----- Exercise data

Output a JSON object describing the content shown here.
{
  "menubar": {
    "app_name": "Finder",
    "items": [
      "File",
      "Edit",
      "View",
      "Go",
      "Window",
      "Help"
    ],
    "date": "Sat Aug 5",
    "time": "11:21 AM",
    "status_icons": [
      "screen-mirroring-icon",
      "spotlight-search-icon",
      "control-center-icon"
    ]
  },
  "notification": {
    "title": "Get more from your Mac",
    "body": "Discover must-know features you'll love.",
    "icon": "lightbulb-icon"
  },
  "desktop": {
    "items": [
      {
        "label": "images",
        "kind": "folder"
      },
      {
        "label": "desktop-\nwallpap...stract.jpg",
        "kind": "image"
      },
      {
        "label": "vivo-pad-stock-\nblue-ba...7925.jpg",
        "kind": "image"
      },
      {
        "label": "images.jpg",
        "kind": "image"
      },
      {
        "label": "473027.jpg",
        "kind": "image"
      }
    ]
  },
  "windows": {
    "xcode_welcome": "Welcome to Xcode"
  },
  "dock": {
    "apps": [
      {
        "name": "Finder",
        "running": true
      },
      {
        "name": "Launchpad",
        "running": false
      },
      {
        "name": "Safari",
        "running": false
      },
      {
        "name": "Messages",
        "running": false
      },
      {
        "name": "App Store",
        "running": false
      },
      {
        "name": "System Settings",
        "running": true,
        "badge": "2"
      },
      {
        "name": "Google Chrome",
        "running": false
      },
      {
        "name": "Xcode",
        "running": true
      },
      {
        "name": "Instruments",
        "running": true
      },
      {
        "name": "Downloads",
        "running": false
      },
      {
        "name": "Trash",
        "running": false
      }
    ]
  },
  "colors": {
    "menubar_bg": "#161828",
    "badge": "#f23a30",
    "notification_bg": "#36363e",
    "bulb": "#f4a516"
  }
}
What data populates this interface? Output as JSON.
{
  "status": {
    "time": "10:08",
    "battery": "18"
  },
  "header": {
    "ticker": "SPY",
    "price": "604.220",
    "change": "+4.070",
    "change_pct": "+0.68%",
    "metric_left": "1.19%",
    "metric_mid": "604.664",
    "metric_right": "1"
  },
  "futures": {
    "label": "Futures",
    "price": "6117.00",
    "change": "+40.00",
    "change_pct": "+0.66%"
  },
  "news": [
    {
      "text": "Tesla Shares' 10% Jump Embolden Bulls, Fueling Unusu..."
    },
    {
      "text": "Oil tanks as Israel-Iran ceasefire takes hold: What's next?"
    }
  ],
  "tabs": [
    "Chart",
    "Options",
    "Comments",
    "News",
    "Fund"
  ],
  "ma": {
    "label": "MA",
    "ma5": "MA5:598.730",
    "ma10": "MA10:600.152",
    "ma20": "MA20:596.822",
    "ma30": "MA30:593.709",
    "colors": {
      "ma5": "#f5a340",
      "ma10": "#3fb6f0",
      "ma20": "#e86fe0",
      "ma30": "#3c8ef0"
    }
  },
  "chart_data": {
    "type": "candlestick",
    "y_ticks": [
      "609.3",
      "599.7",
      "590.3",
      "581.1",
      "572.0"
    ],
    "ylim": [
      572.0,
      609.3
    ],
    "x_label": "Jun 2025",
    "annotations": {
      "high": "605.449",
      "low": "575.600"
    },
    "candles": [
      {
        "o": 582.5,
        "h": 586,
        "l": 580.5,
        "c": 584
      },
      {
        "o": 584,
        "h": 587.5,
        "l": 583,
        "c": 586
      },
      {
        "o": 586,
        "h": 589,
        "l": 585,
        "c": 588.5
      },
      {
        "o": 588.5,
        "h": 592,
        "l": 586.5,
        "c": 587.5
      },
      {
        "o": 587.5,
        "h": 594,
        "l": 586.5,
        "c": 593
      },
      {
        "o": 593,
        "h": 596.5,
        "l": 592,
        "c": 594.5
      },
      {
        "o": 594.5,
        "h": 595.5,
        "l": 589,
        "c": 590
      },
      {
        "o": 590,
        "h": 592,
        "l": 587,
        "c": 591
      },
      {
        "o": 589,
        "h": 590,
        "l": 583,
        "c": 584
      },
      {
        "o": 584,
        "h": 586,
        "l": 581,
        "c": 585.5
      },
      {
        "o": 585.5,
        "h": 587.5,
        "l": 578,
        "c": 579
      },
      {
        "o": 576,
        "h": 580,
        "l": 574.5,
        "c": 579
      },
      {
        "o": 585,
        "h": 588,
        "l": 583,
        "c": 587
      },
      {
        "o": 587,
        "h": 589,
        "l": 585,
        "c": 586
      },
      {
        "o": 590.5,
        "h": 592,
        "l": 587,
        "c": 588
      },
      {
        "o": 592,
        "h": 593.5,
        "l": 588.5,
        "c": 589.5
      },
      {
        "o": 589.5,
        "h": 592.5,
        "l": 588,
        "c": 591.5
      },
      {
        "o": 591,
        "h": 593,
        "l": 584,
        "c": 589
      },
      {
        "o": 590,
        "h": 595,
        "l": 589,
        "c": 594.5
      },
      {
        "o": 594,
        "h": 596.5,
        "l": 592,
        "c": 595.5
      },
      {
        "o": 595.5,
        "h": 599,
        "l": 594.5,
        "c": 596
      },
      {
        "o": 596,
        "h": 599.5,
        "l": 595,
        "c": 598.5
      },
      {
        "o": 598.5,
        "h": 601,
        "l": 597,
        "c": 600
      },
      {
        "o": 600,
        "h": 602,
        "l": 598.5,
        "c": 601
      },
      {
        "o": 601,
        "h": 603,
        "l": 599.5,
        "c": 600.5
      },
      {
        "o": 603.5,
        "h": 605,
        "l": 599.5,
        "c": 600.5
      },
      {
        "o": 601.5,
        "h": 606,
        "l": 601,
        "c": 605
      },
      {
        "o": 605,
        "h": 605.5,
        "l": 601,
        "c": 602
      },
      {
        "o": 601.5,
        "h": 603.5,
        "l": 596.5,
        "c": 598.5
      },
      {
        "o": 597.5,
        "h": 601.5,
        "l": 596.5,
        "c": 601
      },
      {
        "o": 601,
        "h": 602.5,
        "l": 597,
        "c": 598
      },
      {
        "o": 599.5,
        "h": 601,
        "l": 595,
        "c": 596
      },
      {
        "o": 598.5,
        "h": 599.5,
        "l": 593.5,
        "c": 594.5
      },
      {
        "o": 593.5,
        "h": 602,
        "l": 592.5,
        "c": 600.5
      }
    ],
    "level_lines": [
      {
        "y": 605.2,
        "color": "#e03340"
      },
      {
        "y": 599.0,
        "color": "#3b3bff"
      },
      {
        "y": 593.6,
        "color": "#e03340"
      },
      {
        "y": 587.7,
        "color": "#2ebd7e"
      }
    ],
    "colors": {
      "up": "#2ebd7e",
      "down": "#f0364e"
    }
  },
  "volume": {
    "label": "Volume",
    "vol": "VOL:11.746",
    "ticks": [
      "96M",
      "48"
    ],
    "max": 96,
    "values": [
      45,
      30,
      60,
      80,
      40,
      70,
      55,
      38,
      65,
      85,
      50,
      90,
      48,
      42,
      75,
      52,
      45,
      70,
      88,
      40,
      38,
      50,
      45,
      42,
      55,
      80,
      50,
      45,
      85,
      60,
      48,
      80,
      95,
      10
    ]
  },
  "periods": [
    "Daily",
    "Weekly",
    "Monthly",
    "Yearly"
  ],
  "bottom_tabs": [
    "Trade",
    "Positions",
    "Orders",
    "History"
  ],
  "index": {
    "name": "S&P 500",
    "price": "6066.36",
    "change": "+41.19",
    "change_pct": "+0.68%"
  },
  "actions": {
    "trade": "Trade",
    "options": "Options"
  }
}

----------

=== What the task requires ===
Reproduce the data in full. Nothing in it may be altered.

=== Response below ===
Output a JSON object describing the content shown here.
{
  "menubar": {
    "app_name": "Finder",
    "items": [
      "File",
      "Edit",
      "View",
      "Go",
      "Window",
      "Help"
    ],
    "date": "Sat Aug 5",
    "time": "11:21 AM",
    "status_icons": [
      "screen-mirroring-icon",
      "spotlight-search-icon",
      "control-center-icon"
    ]
  },
  "notification": {
    "title": "Get more from your Mac",
    "body": "Discover must-know features you'll love.",
    "icon": "lightbulb-icon"
  },
  "desktop": {
    "items": [
      {
        "label": "images",
        "kind": "folder"
      },
      {
        "label": "desktop-\nwallpap...stract.jpg",
        "kind": "image"
      },
      {
        "label": "vivo-pad-stock-\nblue-ba...7925.jpg",
        "kind": "image"
      },
      {
        "label": "images.jpg",
        "kind": "image"
      },
      {
        "label": "473027.jpg",
        "kind": "image"
      }
    ]
  },
  "windows": {
    "xcode_welcome": "Welcome to Xcode"
  },
  "dock": {
    "apps": [
      {
        "name": "Finder",
        "running": true
      },
      {
        "name": "Launchpad",
        "running": false
      },
      {
        "name": "Safari",
        "running": false
      },
      {
        "name": "Messages",
        "running": false
      },
      {
        "name": "App Store",
        "running": false
      },
      {
        "name": "System Settings",
        "running": true,
        "badge": "2"
      },
      {
        "name": "Google Chrome",
        "running": false
      },
      {
        "name": "Xcode",
        "running": true
      },
      {
        "name": "Instruments",
        "running": true
      },
      {
        "name": "Downloads",
        "running": false
      },
      {
        "name": "Trash",
        "running": false
      }
    ]
  },
  "colors": {
    "menubar_bg": "#161828",
    "badge": "#f23a30",
    "notification_bg": "#36363e",
    "bulb": "#f4a516"
  }
}
What data populates this interface? Output as JSON.
{
  "status": {
    "time": "10:08",
    "battery": "18"
  },
  "header": {
    "ticker": "SPY",
    "price": "604.220",
    "change": "+4.070",
    "change_pct": "+0.68%",
    "metric_left": "1.19%",
    "metric_mid": "604.664",
    "metric_right": "1"
  },
  "futures": {
    "label": "Futures",
    "price": "6117.00",
    "change": "+40.00",
    "change_pct": "+0.66%"
  },
  "news": [
    {
      "text": "Tesla Shares' 10% Jump Embolden Bulls, Fueling Unusu..."
    },
    {
      "text": "Oil tanks as Israel-Iran ceasefire takes hold: What's next?"
    }
  ],
  "tabs": [
    "Chart",
    "Options",
    "Comments",
    "News",
    "Fund"
  ],
  "ma": {
    "label": "MA",
    "ma5": "MA5:598.730",
    "ma10": "MA10:600.152",
    "ma20": "MA20:596.822",
    "ma30": "MA30:593.709",
    "colors": {
      "ma5": "#f5a340",
      "ma10": "#3fb6f0",
      "ma20": "#e86fe0",
      "ma30": "#3c8ef0"
    }
  },
  "chart_data": {
    "type": "candlestick",
    "y_ticks": [
      "609.3",
      "599.7",
      "590.3",
      "581.1",
      "572.0"
    ],
    "ylim": [
      572.0,
      609.3
    ],
    "x_label": "Jun 2025",
    "annotations": {
      "high": "605.449",
      "low": "575.600"
    },
    "candles": [
      {
        "o": 582.5,
        "h": 586,
        "l": 580.5,
        "c": 584
      },
      {
        "o": 584,
        "h": 587.5,
        "l": 583,
        "c": 586
      },
      {
        "o": 586,
        "h": 589,
        "l": 585,
        "c": 588.5
      },
      {
        "o": 588.5,
        "h": 592,
        "l": 586.5,
        "c": 587.5
      },
      {
        "o": 587.5,
        "h": 594,
        "l": 586.5,
        "c": 593
      },
      {
        "o": 593,
        "h": 596.5,
        "l": 592,
        "c": 594.5
      },
      {
        "o": 594.5,
        "h": 595.5,
        "l": 589,
        "c": 590
      },
      {
        "o": 590,
        "h": 592,
        "l": 587,
        "c": 591
      },
      {
        "o": 589,
        "h": 590,
        "l": 583,
        "c": 584
      },
      {
        "o": 584,
        "h": 586,
        "l": 581,
        "c": 585.5
      },
      {
        "o": 585.5,
        "h": 587.5,
        "l": 578,
        "c": 579
      },
      {
        "o": 576,
        "h": 580,
        "l": 574.5,
        "c": 579
      },
      {
        "o": 585,
        "h": 588,
        "l": 583,
        "c": 587
      },
      {
        "o": 587,
        "h": 589,
        "l": 585,
        "c": 586
      },
      {
        "o": 590.5,
        "h": 592,
        "l": 587,
        "c": 588
      },
      {
        "o": 592,
        "h": 593.5,
        "l": 588.5,
        "c": 589.5
      },
      {
        "o": 589.5,
        "h": 592.5,
        "l": 588,
        "c": 591.5
      },
      {
        "o": 591,
        "h": 593,
        "l": 584,
        "c": 589
      },
      {
        "o": 590,
        "h": 595,
        "l": 589,
        "c": 594.5
      },
      {
        "o": 594,
        "h": 596.5,
        "l": 592,
        "c": 595.5
      },
      {
        "o": 595.5,
        "h": 599,
        "l": 594.5,
        "c": 596
      },
      {
        "o": 596,
        "h": 599.5,
        "l": 595,
        "c": 598.5
      },
      {
        "o": 598.5,
        "h": 601,
        "l": 597,
        "c": 600
      },
      {
        "o": 600,
        "h": 602,
        "l": 598.5,
        "c": 601
      },
      {
        "o": 601,
        "h": 603,
        "l": 599.5,
        "c": 600.5
      },
      {
        "o": 603.5,
        "h": 605,
        "l": 599.5,
        "c": 600.5
      },
      {
        "o": 601.5,
        "h": 606,
        "l": 601,
        "c": 605
      },
      {
        "o": 605,
        "h": 605.5,
        "l": 601,
        "c": 602
      },
      {
        "o": 601.5,
        "h": 603.5,
        "l": 596.5,
        "c": 598.5
      },
      {
        "o": 597.5,
        "h": 601.5,
        "l": 596.5,
        "c": 601
      },
      {
        "o": 601,
        "h": 602.5,
        "l": 597,
        "c": 598
      },
      {
        "o": 599.5,
        "h": 601,
        "l": 595,
        "c": 596
      },
      {
        "o": 598.5,
        "h": 599.5,
        "l": 593.5,
        "c": 594.5
      },
      {
        "o": 593.5,
        "h": 602,
        "l": 592.5,
        "c": 600.5
      }
    ],
    "level_lines": [
      {
        "y": 605.2,
        "color": "#e03340"
      },
      {
        "y": 599.0,
        "color": "#3b3bff"
      },
      {
        "y": 593.6,
        "color": "#e03340"
      },
      {
        "y": 587.7,
        "color": "#2ebd7e"
      }
    ],
    "colors": {
      "up": "#2ebd7e",
      "down": "#f0364e"
    }
  },
  "volume": {
    "label": "Volume",
    "vol": "VOL:11.746",
    "ticks": [
      "96M",
      "48"
    ],
    "max": 96,
    "values": [
      45,
      30,
      60,
      80,
      40,
      70,
      55,
      38,
      65,
      85,
      50,
      90,
      48,
      42,
      75,
      52,
      45,
      70,
      88,
      40,
      38,
      50,
      45,
      42,
      55,
      80,
      50,
      45,
      85,
      60,
      48,
      80,
      95,
      10
    ]
  },
  "periods": [
    "Daily",
    "Weekly",
    "Monthly",
    "Yearly"
  ],
  "bottom_tabs": [
    "Trade",
    "Positions",
    "Orders",
    "History"
  ],
  "index": {
    "name": "S&P 500",
    "price": "6066.36",
    "change": "+41.19",
    "change_pct": "+0.68%"
  },
  "actions": {
    "trade": "Trade",
    "options": "Options"
  }
}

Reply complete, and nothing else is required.